  • XP grants—single-use items that add a lump-sum of 250 XP to your battle pass progression—aren’t doubled by XP boosts either. I know. Total bummer.

Master the art of the kill(steal)

Halo Infinite is ostensibly about being brave. But if you find yourself challenged to score kills with a disruptor or some other useless weapon, cowardice is the way to go. Wait until your teammates are about to win a fight, then steal the kill from under them. It’s an easy way to work toward any challenges that are giving you grief, plus, you give your teammates the pleasure of earning a shiny “assist” medal.


Also, it’s really freakin’ funny.

For the shock rifle, stay back, wait until you see a teammate knock out an opponent’s shields, then pop them with a body shot. For the stalker rifle, do the same, but remain even further away from the fray, and make use of the rifle’s ridiculous zoom. (Both strategies are most effective in big team battle matches, where there’s too much going on for other players to pay much attention to you.) For the disruptor, stand on the sidelines of a skirmish and hit an unshielded enemy with a handful of shots (three should do it), then run away. For the ravager...yeah, maybe use a challenge swap (see below).


On a similar note, finding the specific weapon you need for a challenge can be maddening, but it might just mean that particular weapon hasn’t spawned for that round. In Halo Infinite, most weapons share spawn points, alternating between two different weapons of the same class per round. Shock rifles and stalker rifles share a spawn, for instance. Battle rifles and commandos do, too. Same for the bulldog and the heatwave, or the gravity hammer and the energy sword. If you’re having trouble finding the exact weapon you need to complete a challenge, double-check the various weapon spawn points on a given map. It could be there.

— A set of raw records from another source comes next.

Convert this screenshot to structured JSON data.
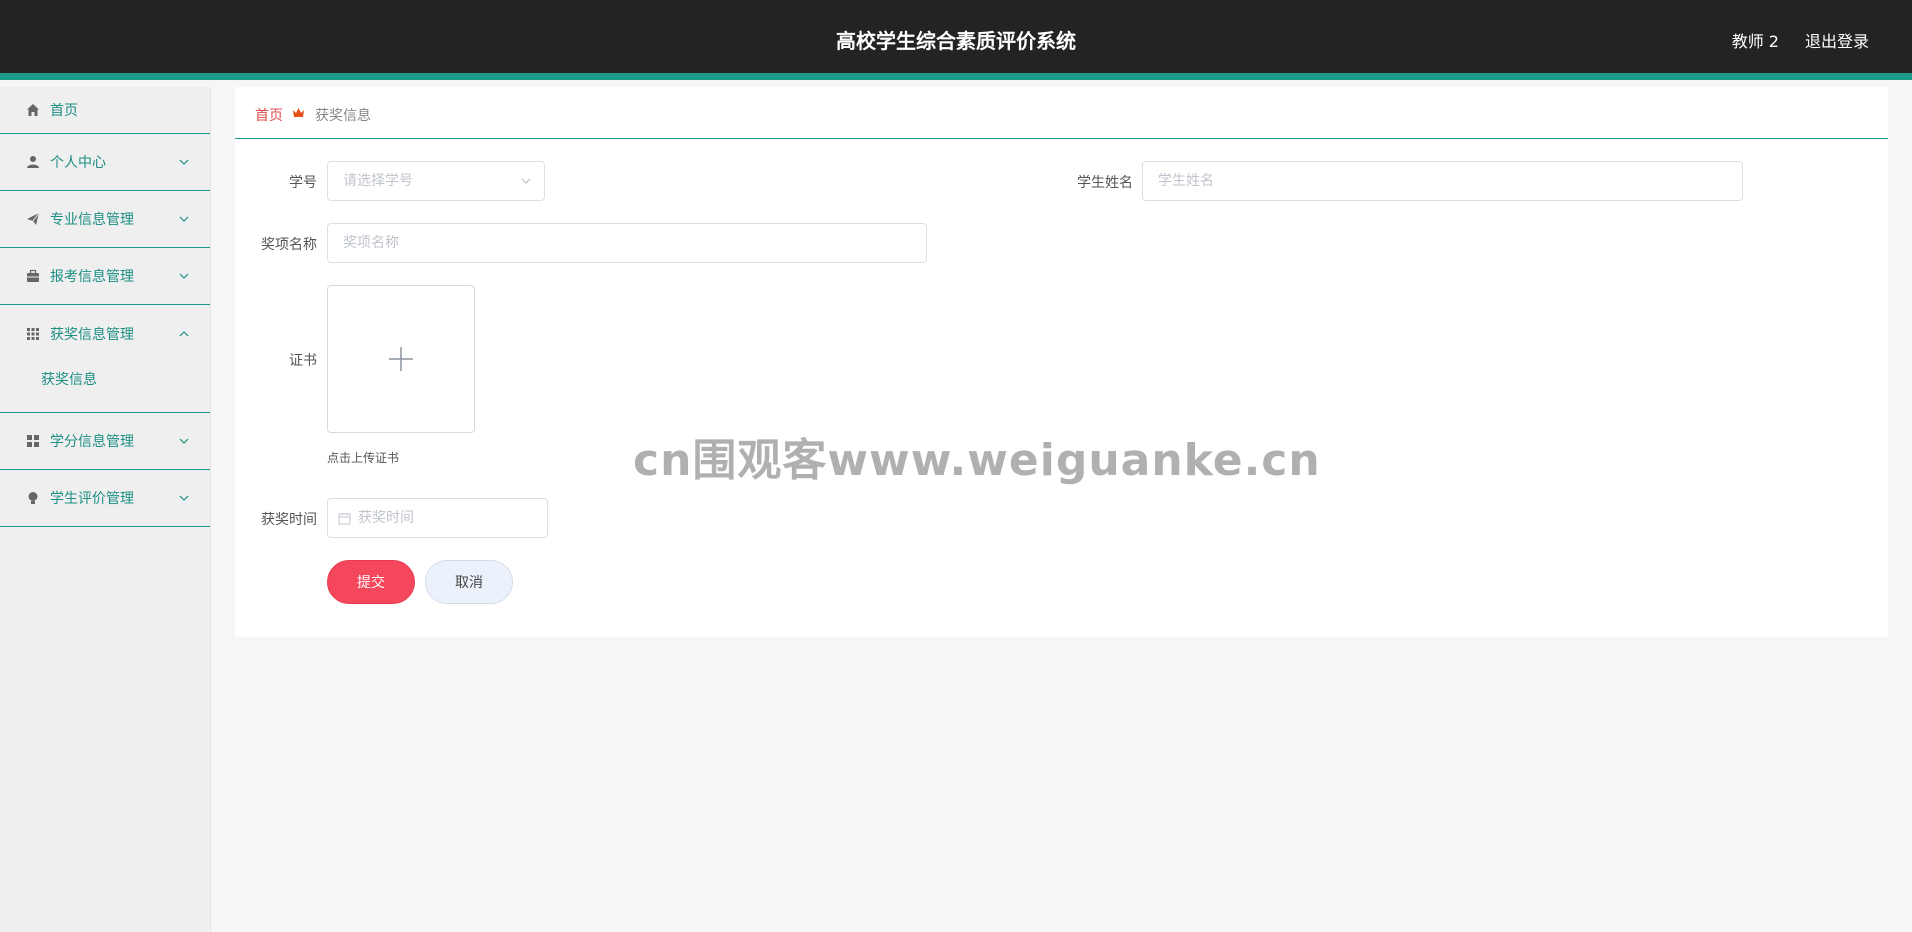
{
  "header": {
    "title": "高校学生综合素质评价系统",
    "user": "教师 2",
    "logout": "退出登录"
  },
  "sidebar": {
    "items": [
      {
        "label": "首页",
        "icon": "home-icon"
      },
      {
        "label": "个人中心",
        "icon": "user-icon"
      },
      {
        "label": "专业信息管理",
        "icon": "paper-plane-icon"
      },
      {
        "label": "报考信息管理",
        "icon": "briefcase-icon"
      },
      {
        "label": "获奖信息管理",
        "icon": "grid-icon",
        "expanded": true,
        "children": [
          {
            "label": "获奖信息"
          }
        ]
      },
      {
        "label": "学分信息管理",
        "icon": "apps-icon"
      },
      {
        "label": "学生评价管理",
        "icon": "lightbulb-icon"
      }
    ]
  },
  "breadcrumb": {
    "home": "首页",
    "current": "获奖信息"
  },
  "form": {
    "student_id_label": "学号",
    "student_id_placeholder": "请选择学号",
    "student_name_label": "学生姓名",
    "student_name_placeholder": "学生姓名",
    "award_name_label": "奖项名称",
    "award_name_placeholder": "奖项名称",
    "certificate_label": "证书",
    "upload_tip": "点击上传证书",
    "award_time_label": "获奖时间",
    "award_time_placeholder": "获奖时间",
    "submit": "提交",
    "cancel": "取消"
  },
  "watermark": "cn围观客www.weiguanke.cn",
  "colors": {
    "header_bg": "#232323",
    "accent": "#1c9b8c",
    "submit": "#f5475b",
    "breadcrumb_home": "#e24d4d"
  }
}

Use your challenge swaps wisely

In addition to XP boosts and XP grants, Halo Infinite features one other consumable progression item: challenge swaps. These allow you to swap out any challenge. Just hover your cursor over the challenge that’s ruining your day, and click the “A” button (on Xbox). You earn a bunch of swaps just by making your way through the battle pass, but you can supplant your stores by, uh, drinking Rockstar energy drinks or eating Pringles not-chips.


To get the most bang for your buck, don’t concern yourself with when you should use them, but rather with when you shouldn’t. Don’t use them on challenges on which you’ve already made progress. (If you’ve done it once, you can do it again.) Don’t waste them on weapon-specific challenges. (See above.) Don’t use them on any challenges that are worth 200XP or 250XP. (Those are the easy ones.)

Crucially, don’t use any challenge swaps unless the weekly reward—a prize earned for knocking out all of the challenges in any given week in addition to a final “capstone” challenge—is something you really, really want. Once you’ve hit the max on the battle pass, you won’t be able to earn more challenge swaps at no extra cost.


It’s easy to imagine a dark future scenario: You’ve maxed out your battle pass, you’ve used all your challenge swaps, you’re head-over-heels for the weekly reward (an actually cool armor color),’re stuck with “hope to the heavens that your teammates are consistently competent enough for you to win five matches of oddball” as your last challenge before opening up the capstone.

The challenge menu in Halo Infinite shows two duplicated challenges.
Told ya so!
Screenshot: 343 Industries / Kotaku

Also, in the exceedingly rare event that you somehow use a challenge swap and then get a copy of a challenge already on your list (yes, it can happen), you can progress toward both at the same time. Super rare! But super helpful.

If you must, give yourself over to The Brands

Obviously Chipotle isn’t anyone’s first choice for lunch, what with the history of e.coli outbreaks, but the price for...wait, it’s just five challenge swaps? For one burrito bowl? And you don’t even get free guac? Yeah, I can’t recommend this.